(Excerpts from a dataset)

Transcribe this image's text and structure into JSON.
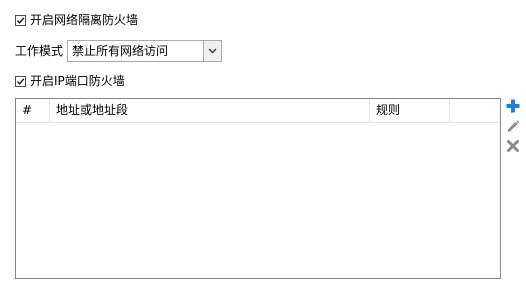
{
  "isolation_firewall": {
    "label": "开启网络隔离防火墙",
    "checked": true
  },
  "work_mode": {
    "label": "工作模式",
    "selected": "禁止所有网络访问"
  },
  "ip_port_firewall": {
    "label": "开启IP端口防火墙",
    "checked": true
  },
  "rules_table": {
    "columns": [
      "#",
      "地址或地址段",
      "规则"
    ],
    "rows": []
  },
  "actions": {
    "add_icon": "plus-icon",
    "edit_icon": "pencil-icon",
    "delete_icon": "x-icon",
    "add_color": "#1e7fd8",
    "disabled_color": "#808080"
  }
}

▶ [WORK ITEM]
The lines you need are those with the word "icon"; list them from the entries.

▶ [SOLUTION TO THE EXERCISE]
    "add_icon": "plus-icon",
    "edit_icon": "pencil-icon",
    "delete_icon": "x-icon",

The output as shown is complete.